About this exercise ▸ Quote all lines below exactly. Images stay out.

The data ▸
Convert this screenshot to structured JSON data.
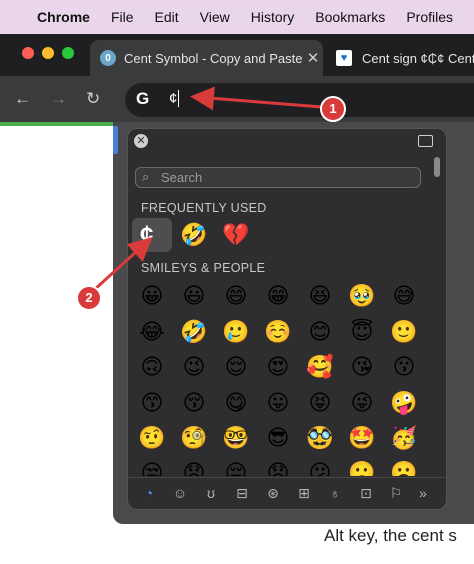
{
  "menubar": {
    "app": "Chrome",
    "items": [
      "File",
      "Edit",
      "View",
      "History",
      "Bookmarks",
      "Profiles"
    ]
  },
  "tabs": [
    {
      "title": "Cent Symbol - Copy and Paste",
      "favicon": "cent-favicon"
    },
    {
      "title": "Cent sign ¢₵¢ Cent s",
      "favicon": "heart-favicon"
    }
  ],
  "omnibox": {
    "value": "¢"
  },
  "picker": {
    "search_placeholder": "Search",
    "sections": {
      "frequent": "FREQUENTLY USED",
      "smileys": "SMILEYS & PEOPLE"
    },
    "frequent": [
      "¢",
      "🤣",
      "💔"
    ],
    "smileys": [
      [
        "😀",
        "😃",
        "😄",
        "😁",
        "😆",
        "🥹",
        "😅"
      ],
      [
        "😂",
        "🤣",
        "🥲",
        "☺️",
        "😊",
        "😇",
        "🙂"
      ],
      [
        "🙃",
        "😉",
        "😌",
        "😍",
        "🥰",
        "😘",
        "😗"
      ],
      [
        "😙",
        "😚",
        "😋",
        "😛",
        "😝",
        "😜",
        "🤪"
      ],
      [
        "🤨",
        "🧐",
        "🤓",
        "😎",
        "🥸",
        "🤩",
        "🥳"
      ]
    ],
    "categories": [
      "clock-icon",
      "smiley-icon",
      "animal-icon",
      "food-icon",
      "ball-icon",
      "car-icon",
      "bulb-icon",
      "symbol-icon",
      "flag-icon",
      "more-icon"
    ]
  },
  "annotations": {
    "badge1": "1",
    "badge2": "2",
    "color": "#d93a3a"
  },
  "caption": "Alt key, the cent s"
}
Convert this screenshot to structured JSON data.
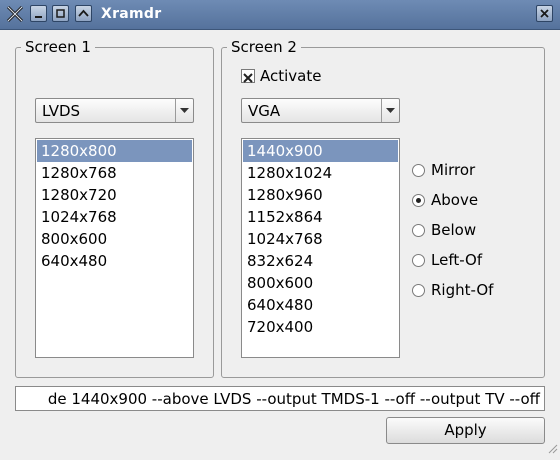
{
  "window": {
    "title": "Xramdr"
  },
  "screen1": {
    "title": "Screen 1",
    "output": "LVDS",
    "modes": [
      "1280x800",
      "1280x768",
      "1280x720",
      "1024x768",
      "800x600",
      "640x480"
    ],
    "selected_index": 0
  },
  "screen2": {
    "title": "Screen 2",
    "activate_label": "Activate",
    "activate_checked": true,
    "output": "VGA",
    "modes": [
      "1440x900",
      "1280x1024",
      "1280x960",
      "1152x864",
      "1024x768",
      "832x624",
      "800x600",
      "640x480",
      "720x400"
    ],
    "selected_index": 0,
    "positions": [
      {
        "label": "Mirror",
        "checked": false
      },
      {
        "label": "Above",
        "checked": true
      },
      {
        "label": "Below",
        "checked": false
      },
      {
        "label": "Left-Of",
        "checked": false
      },
      {
        "label": "Right-Of",
        "checked": false
      }
    ]
  },
  "command": "de 1440x900 --above LVDS --output TMDS-1 --off --output TV --off",
  "apply_label": "Apply"
}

Solution to the problem ▸
Convert this screenshot to structured JSON data.
{
  "menubar": {
    "app": "Chrome",
    "items": [
      "File",
      "Edit",
      "View",
      "History",
      "Bookmarks",
      "Profiles"
    ]
  },
  "tabs": [
    {
      "title": "Cent Symbol - Copy and Paste",
      "favicon": "cent-favicon"
    },
    {
      "title": "Cent sign ¢₵¢ Cent s",
      "favicon": "heart-favicon"
    }
  ],
  "omnibox": {
    "value": "¢"
  },
  "picker": {
    "search_placeholder": "Search",
    "sections": {
      "frequent": "FREQUENTLY USED",
      "smileys": "SMILEYS & PEOPLE"
    },
    "frequent": [
      "¢",
      "🤣",
      "💔"
    ],
    "smileys": [
      [
        "😀",
        "😃",
        "😄",
        "😁",
        "😆",
        "🥹",
        "😅"
      ],
      [
        "😂",
        "🤣",
        "🥲",
        "☺️",
        "😊",
        "😇",
        "🙂"
      ],
      [
        "🙃",
        "😉",
        "😌",
        "😍",
        "🥰",
        "😘",
        "😗"
      ],
      [
        "😙",
        "😚",
        "😋",
        "😛",
        "😝",
        "😜",
        "🤪"
      ],
      [
        "🤨",
        "🧐",
        "🤓",
        "😎",
        "🥸",
        "🤩",
        "🥳"
      ]
    ],
    "categories": [
      "clock-icon",
      "smiley-icon",
      "animal-icon",
      "food-icon",
      "ball-icon",
      "car-icon",
      "bulb-icon",
      "symbol-icon",
      "flag-icon",
      "more-icon"
    ]
  },
  "annotations": {
    "badge1": "1",
    "badge2": "2",
    "color": "#d93a3a"
  },
  "caption": "Alt key, the cent s"
}
Convert this screenshot to structured JSON data.
{
  "window": {
    "title": "Xramdr"
  },
  "screen1": {
    "title": "Screen 1",
    "output": "LVDS",
    "modes": [
      "1280x800",
      "1280x768",
      "1280x720",
      "1024x768",
      "800x600",
      "640x480"
    ],
    "selected_index": 0
  },
  "screen2": {
    "title": "Screen 2",
    "activate_label": "Activate",
    "activate_checked": true,
    "output": "VGA",
    "modes": [
      "1440x900",
      "1280x1024",
      "1280x960",
      "1152x864",
      "1024x768",
      "832x624",
      "800x600",
      "640x480",
      "720x400"
    ],
    "selected_index": 0,
    "positions": [
      {
        "label": "Mirror",
        "checked": false
      },
      {
        "label": "Above",
        "checked": true
      },
      {
        "label": "Below",
        "checked": false
      },
      {
        "label": "Left-Of",
        "checked": false
      },
      {
        "label": "Right-Of",
        "checked": false
      }
    ]
  },
  "command": "de 1440x900 --above LVDS --output TMDS-1 --off --output TV --off",
  "apply_label": "Apply"
}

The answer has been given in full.